This will create a project with the structure that you can see on my example project repository after scaffolding. It looks very neat, with most of the configuration hidden behind the react-scripts dependency. Having the scripts as a dependency also makes upgrading them much easier.
Documentation for this and other options for setting up a project is excellent. The Create React App documentation is on a separate website, but the main documentation has a link to it (although to the github repository instead of the website, which I find a bit odd). In addition to how-to instructions, the documentation also explains the structure of the application that is created.
Once the project is set up, it can be run from command line with the command:
This will start the development server at localhost:3000, and open the browser to that location.
In Vue.js as well, the CLI approach is not recommended for beginners, and the documentation suggests using a script-tag that links to a public CDN. As I mentioned earlier, this doesn't really suit my purpose, but is nice to have as an option.
The documentation for my preferred approach however is not quite as straightforward as I would like. It goes straight into details about different builds, module formats, and shows examples of configuring bundlers. My experience of configuring Webpack is enough to know that I don't want any more of it, so I make my way to the vue-cli website.
The Vue CLI instructions for creating a new project are more to the point. The home page has all I need to create a project, and the manual and reference has more in-depth information. There are a lot of similarities with Create React App, but the documentation makes the Vue CLI seem somewhat more complicated.
Creating an application with Vue CLI requires first installing the CLI as a global tool, and then using it to scaffold a new application:
npm install --global @vue/cli vue create myapp
This brings up a menu that lets you configure the project. Making the correct choices might be a bit difficult without at least a bit of prior knowledge about Vue. To set up a project for TypeScript, I need to select the option to Manually select features, which takes me to a stage where I have to pick what I want from the following list:
Afterwards, I need to choose whether I want to use "class-style component syntax", if I want to use Babel alongside TypeScript, and pick a linter and its additional features. I don't really know at this point what I will need in the project, and I'm not sure if those can be added later, so this makes using the CLI a bit confusing.

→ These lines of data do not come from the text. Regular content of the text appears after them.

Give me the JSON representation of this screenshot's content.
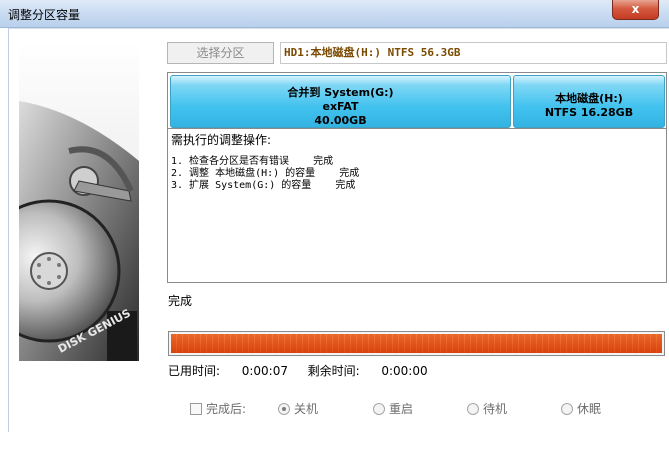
{
  "window": {
    "title": "调整分区容量",
    "close_glyph": "x"
  },
  "toolbar": {
    "select_partition_label": "选择分区",
    "disk_info": "HD1:本地磁盘(H:) NTFS 56.3GB"
  },
  "disk_map": {
    "partitions": [
      {
        "line1": "合并到 System(G:)",
        "line2": "exFAT",
        "line3": "40.00GB"
      },
      {
        "line1": "本地磁盘(H:)",
        "line2": "NTFS 16.28GB"
      }
    ]
  },
  "log": {
    "title": "需执行的调整操作:",
    "lines": [
      "1. 检查各分区是否有错误    完成",
      "2. 调整 本地磁盘(H:) 的容量    完成",
      "3. 扩展 System(G:) 的容量    完成"
    ]
  },
  "status_text": "完成",
  "progress": {
    "fraction": 1.0
  },
  "timing": {
    "elapsed_label": "已用时间:",
    "elapsed_value": "0:00:07",
    "remaining_label": "剩余时间:",
    "remaining_value": "0:00:00"
  },
  "after_completion": {
    "checkbox_label": "完成后:",
    "options": [
      {
        "label": "关机",
        "selected": true
      },
      {
        "label": "重启",
        "selected": false
      },
      {
        "label": "待机",
        "selected": false
      },
      {
        "label": "休眠",
        "selected": false
      }
    ]
  },
  "illustration": {
    "logo_text": "DISK GENIUS"
  },
  "colors": {
    "partition_fill": "#42c2ee",
    "progress_fill": "#ee8f4c",
    "title_bar": "#c7daf1",
    "close_button": "#c43b22"
  }
}
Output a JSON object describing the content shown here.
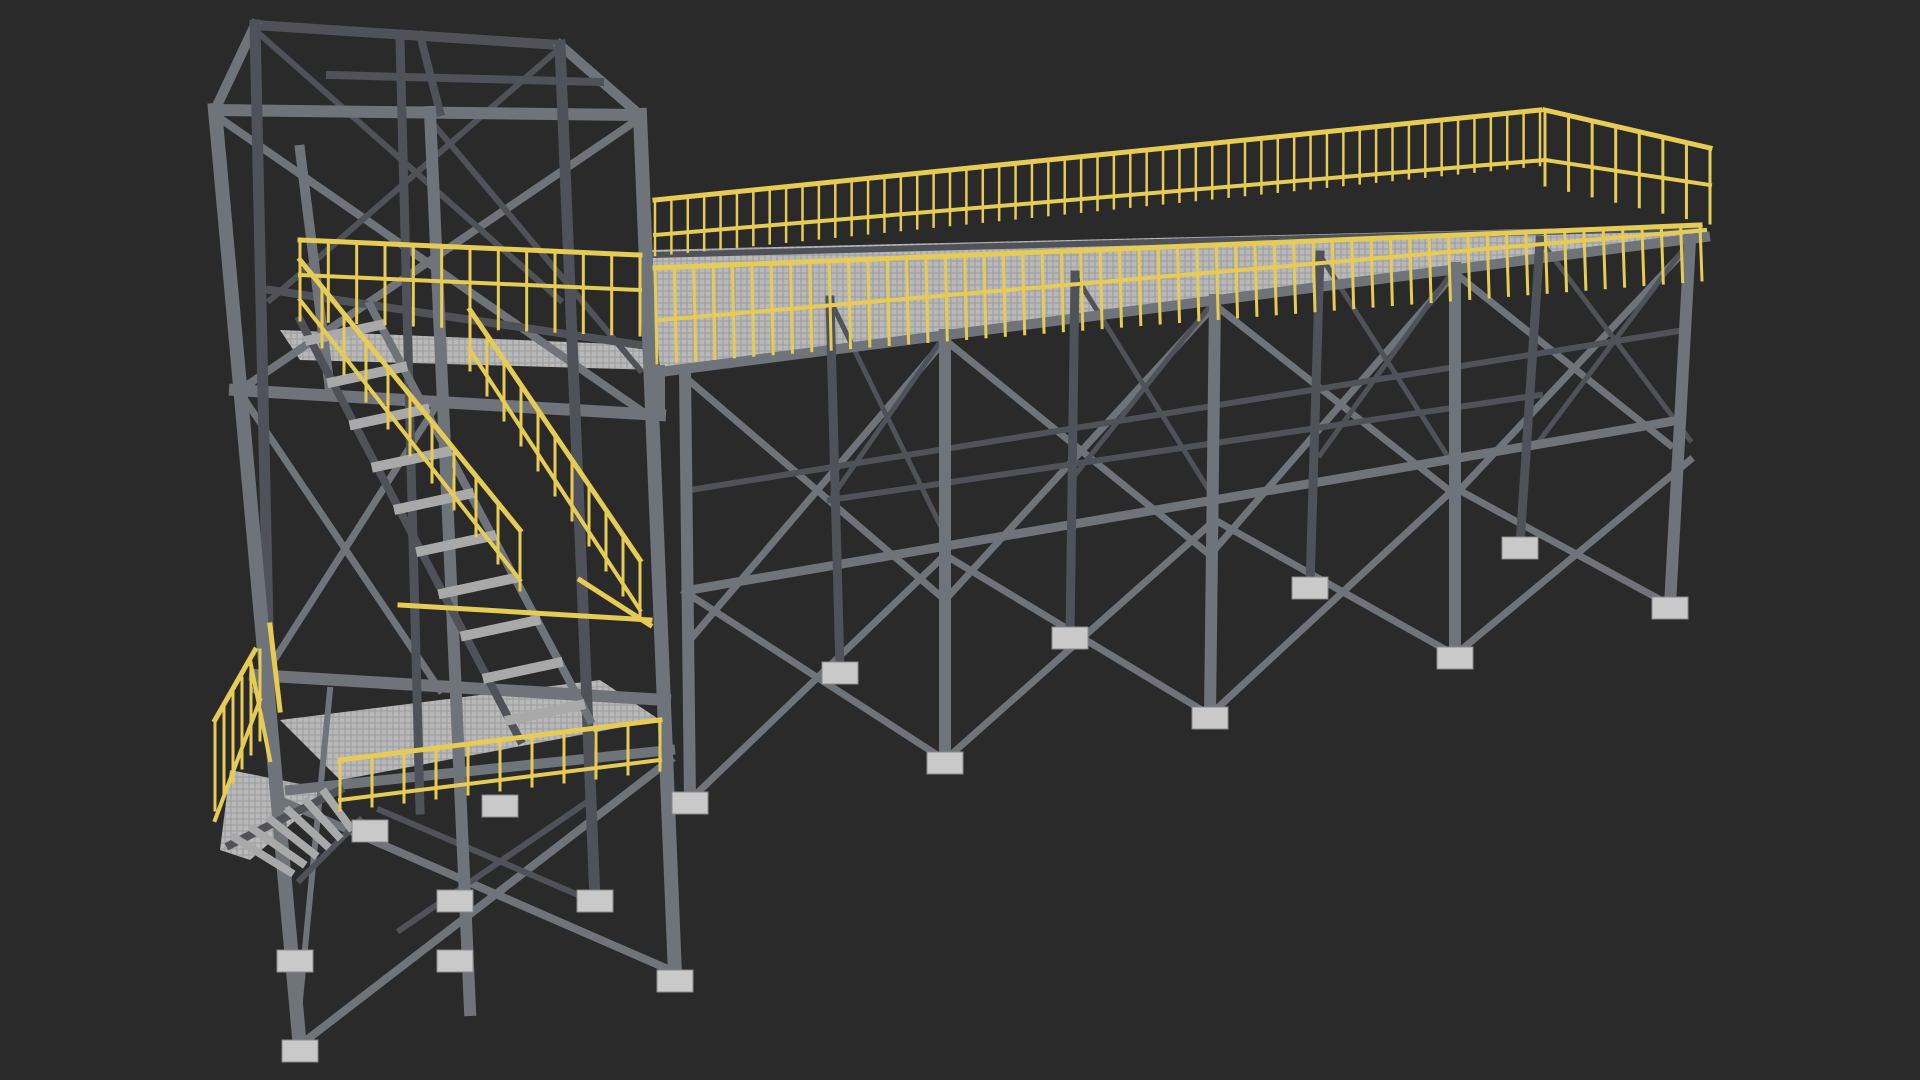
{
  "scene": {
    "subject": "steel-structure-3d-render",
    "background_color": "#2a2a2a",
    "steel_color": "#6f747b",
    "steel_dark": "#4f5359",
    "railing_color": "#e6cc55",
    "grating_color": "#bdbdbd",
    "base_color": "#c9c9c9"
  }
}
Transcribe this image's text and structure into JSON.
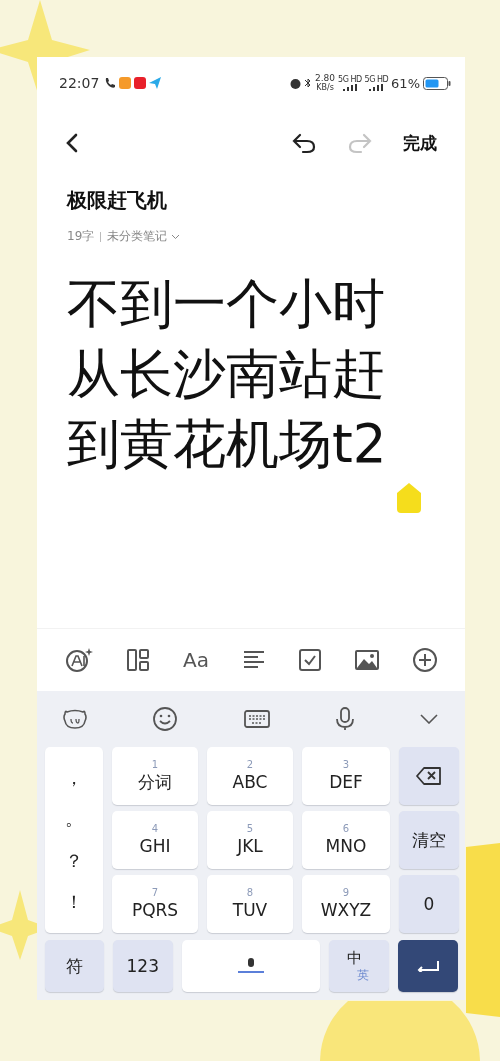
{
  "status_bar": {
    "time": "22:07",
    "speed_value": "2.80",
    "speed_unit": "KB/s",
    "sim_labels": [
      "5G HD",
      "5G HD"
    ],
    "battery": "61%"
  },
  "header": {
    "redo_disabled": true,
    "done": "完成"
  },
  "note": {
    "title": "极限赶飞机",
    "word_count": "19字",
    "category": "未分类笔记",
    "body_lines": [
      "不到一个小时",
      "从长沙南站赶",
      "到黄花机场t2"
    ]
  },
  "format_toolbar": {
    "font_label": "Aa"
  },
  "keyboard": {
    "punctuation": [
      "，",
      "。",
      "？",
      "！"
    ],
    "letter_keys": [
      {
        "digit": "1",
        "label": "分词"
      },
      {
        "digit": "2",
        "label": "ABC"
      },
      {
        "digit": "3",
        "label": "DEF"
      },
      {
        "digit": "4",
        "label": "GHI"
      },
      {
        "digit": "5",
        "label": "JKL"
      },
      {
        "digit": "6",
        "label": "MNO"
      },
      {
        "digit": "7",
        "label": "PQRS"
      },
      {
        "digit": "8",
        "label": "TUV"
      },
      {
        "digit": "9",
        "label": "WXYZ"
      }
    ],
    "clear": "清空",
    "zero": "0",
    "symbols": "符",
    "numbers": "123",
    "lang_main": "中",
    "lang_alt": "英"
  }
}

Once I settle on a set of features that sounds reasonable, the CLI creates the application structure as seen in my Vue application. It's fairly clean, with few simple configuration files. It's not quite as simple as the React one, and there are more direct dependencies in
package.json, but most of the complicated configuration files are hidden behind the scenes.
Vue application can be started by running the command:
npm run serve
This will create a development build and show the URL localhost:8080 where the application is running.
npm install --global @angular/cli ng new myapp
The tool shows some options for the new project, for example whether to use routing or not, and which CSS precompiler to use, but nothing that requires specific Angular knowledge. A lot of the choises have already been made for you when using Angular. One of the main ones is the choice to use TypeScript.
As you can see from my Angular application repository, there are considerably more configuration files and boilerplate code in the Angular project folder when compared to React or Vue. The development cycle relies heavily on the CLI to make the configuration easier to handle and to reduce the manual work for component scaffolding. These are some of the things that make Angular a more opinionated framework. Many common tasks are simplified in Angular by using "the Angular way" of doing them.
Running the application on a development environment is done through the CLI:
This starts up the application at localhost:4200.
That's it, I now have a new project running on each of the three frameworks. Thanks for reading, I hope you found this article useful. If you have any comments or questions, please don't hesitate to ask. Next time I will concentrate on creating a new component, focusing more on the code.